KC: Brands will have to be decidedly more humane. They’ll have to evolve as an umbrella, providing moral shelter to their customers. This is also the time when a brand can show solidarity with its customers. These days, people have more time at hand but lesser avenues to engage with. Naturally, the challenge of ‘buying’ prime-time slots in the media doesn’t apply now. So, brands got to harness our ‘idling’ brains and stimulate us through creative storytelling and by building relationships. Till the day the first phase of the lockdown was announced, brands spoke about their product promises. Now, keep aside the product(s) and let’s talk about the promises. Once there is a deepening of the relationship, people will automatically relate the brands’ promises with its products.

“Brands will have to be decidedly more humane. They’ll have to evolve as an umbrella, providing moral shelter to their customers.”

CB: Given the extent of the shutdown with all production, manufacturing, and services affected like never before, most say what do we advertise anyway? Yet, brands need to be in play. With people working from home, digital has come to the fore like never before. How do you think brands can keep themselves in play and relevant once the pandemic hopefully fades away — although unlikely as many experts say.

KC: I think this is the ideal time for brand boosting. Brands have never ever got such a wide canvas to showcase themselves on. Particularly for brands that have hit that plateau and are struggling to make a comeback, this is just the right time for a turnaround. For those brands, who couldn’t live up to its promises — and people either disowned or discarded them — this is the time to reconnect with their audiences. Let’s agree that we’re in a bad way as we speak and anybody or anything that engages the human mind ‘positively’ during bad times can only emerge as the best or ‘preferred’ friend.

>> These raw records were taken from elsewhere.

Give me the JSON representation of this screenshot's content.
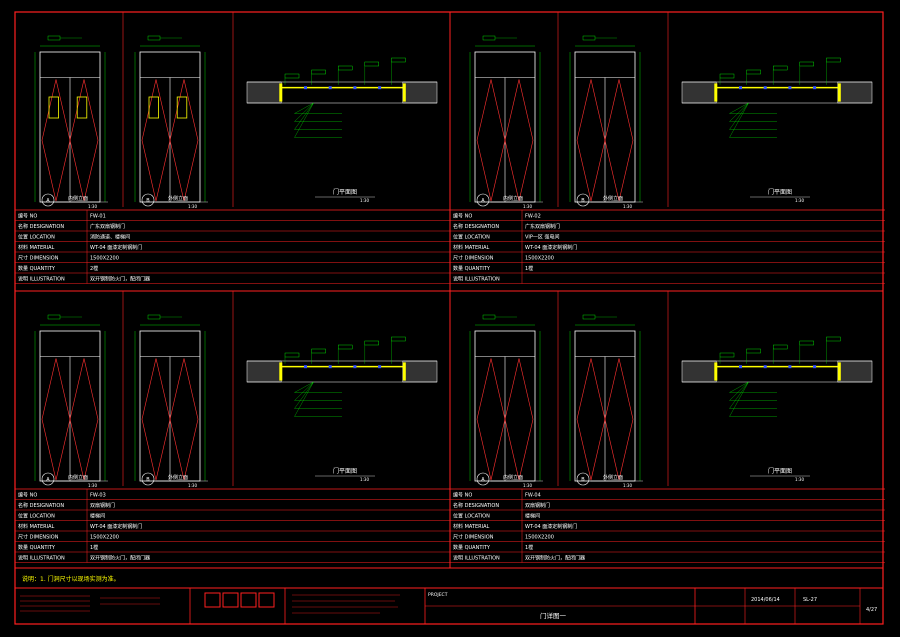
{
  "panels": [
    {
      "views": [
        "A",
        "B"
      ],
      "view_titles": [
        "内侧立面",
        "外侧立面"
      ],
      "plan_title": "门平面图",
      "rows": [
        {
          "label": "编号 NO",
          "value": "FW-01"
        },
        {
          "label": "名称 DESIGNATION",
          "value": "广东双扇钢制门"
        },
        {
          "label": "位置 LOCATION",
          "value": "消防通道、楼梯间"
        },
        {
          "label": "材料 MATERIAL",
          "value": "WT-04 面漆定制钢制门"
        },
        {
          "label": "尺寸 DIMENSION",
          "value": "1500X2200"
        },
        {
          "label": "数量 QUANTITY",
          "value": "2樘"
        },
        {
          "label": "说明 ILLUSTRATION",
          "value": "双开钢制防火门，配闭门器"
        }
      ]
    },
    {
      "views": [
        "A",
        "B"
      ],
      "view_titles": [
        "内侧立面",
        "外侧立面"
      ],
      "plan_title": "门平面图",
      "rows": [
        {
          "label": "编号 NO",
          "value": "FW-02"
        },
        {
          "label": "名称 DESIGNATION",
          "value": "广东双扇钢制门"
        },
        {
          "label": "位置 LOCATION",
          "value": "VIP一区 强电间"
        },
        {
          "label": "材料 MATERIAL",
          "value": "WT-04 面漆定制钢制门"
        },
        {
          "label": "尺寸 DIMENSION",
          "value": "1500X2200"
        },
        {
          "label": "数量 QUANTITY",
          "value": "1樘"
        },
        {
          "label": "说明 ILLUSTRATION",
          "value": ""
        }
      ]
    },
    {
      "views": [
        "A",
        "B"
      ],
      "view_titles": [
        "内侧立面",
        "外侧立面"
      ],
      "plan_title": "门平面图",
      "rows": [
        {
          "label": "编号 NO",
          "value": "FW-03"
        },
        {
          "label": "名称 DESIGNATION",
          "value": "双扇钢制门"
        },
        {
          "label": "位置 LOCATION",
          "value": "楼梯间"
        },
        {
          "label": "材料 MATERIAL",
          "value": "WT-04 面漆定制钢制门"
        },
        {
          "label": "尺寸 DIMENSION",
          "value": "1500X2200"
        },
        {
          "label": "数量 QUANTITY",
          "value": "1樘"
        },
        {
          "label": "说明 ILLUSTRATION",
          "value": "双开钢制防火门，配闭门器"
        }
      ]
    },
    {
      "views": [
        "A",
        "B"
      ],
      "view_titles": [
        "内侧立面",
        "外侧立面"
      ],
      "plan_title": "门平面图",
      "rows": [
        {
          "label": "编号 NO",
          "value": "FW-04"
        },
        {
          "label": "名称 DESIGNATION",
          "value": "双扇钢制门"
        },
        {
          "label": "位置 LOCATION",
          "value": "楼梯间"
        },
        {
          "label": "材料 MATERIAL",
          "value": "WT-04 面漆定制钢制门"
        },
        {
          "label": "尺寸 DIMENSION",
          "value": "1500X2200"
        },
        {
          "label": "数量 QUANTITY",
          "value": "1樘"
        },
        {
          "label": "说明 ILLUSTRATION",
          "value": "双开钢制防火门，配闭门器"
        }
      ]
    }
  ],
  "scale": "1:30",
  "note": "说明：1. 门洞尺寸以现场实测为准。",
  "title_block": {
    "project_label": "PROJECT",
    "project_name": "",
    "drawing_title": "门详图一",
    "date": "2014/06/14",
    "sheet_no": "SL-27",
    "page": "4/27",
    "designer": ""
  },
  "colors": {
    "frame": "#ff2020",
    "line": "#ffffff",
    "accent": "#ffff00",
    "dim": "#00ff00",
    "label": "#00ffff",
    "mark": "#ff3030"
  }
}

CB: At THE SAUCE, how did you go about looking at the crisis and what was your considered response? How did you address your clients’ concerns?

KC: We tell our clients the exact same thing that we apply in our communication with them. Since most of our clients are in the real estate sector, we advise them to come out with communication that help their customers dream realistically. The thought should speak for itself: no matter how bad the situation is, never give up dreaming.

Talking about Corona might
dissuade people; talking about Care will persuade people. A client dealing with geriatric care in Mumbai can easily reach out to a middle-aged professional in Bengaluru, who knows, maybe he or she has old parents alone in Mumbai. So, the geography is gone, and the demography is on. My mantra is, since this is a bad time, let
brands talk about good things.
And this will surely work.

CB: The crisis brought to the fore — not quite unexpectedly because this was unprecedented — a situation where on the agency side creatives had had to scramble to find newer ways of coming up with a creative response, newer ways of ensuring brand salience without taking undue advantage of the Corona crisis. What were the lessons you drew and how did you codify, if at all, your substantive creative response?

KC: Creatives are a link between the product and its target customer. So, they got to be relevant, realistic, and responsible. Talking about Corona might dissuade people; talking about Care will persuade people. A client dealing with geriatric care in Mumbai can easily reach out to a middle-aged professional in Bengaluru, who knows, maybe he or she has old parents alone in Mumbai. So, the geography is gone, and the demography is on. My mantra is, since this is a bad time, let brands talk about good things. And this will surely work.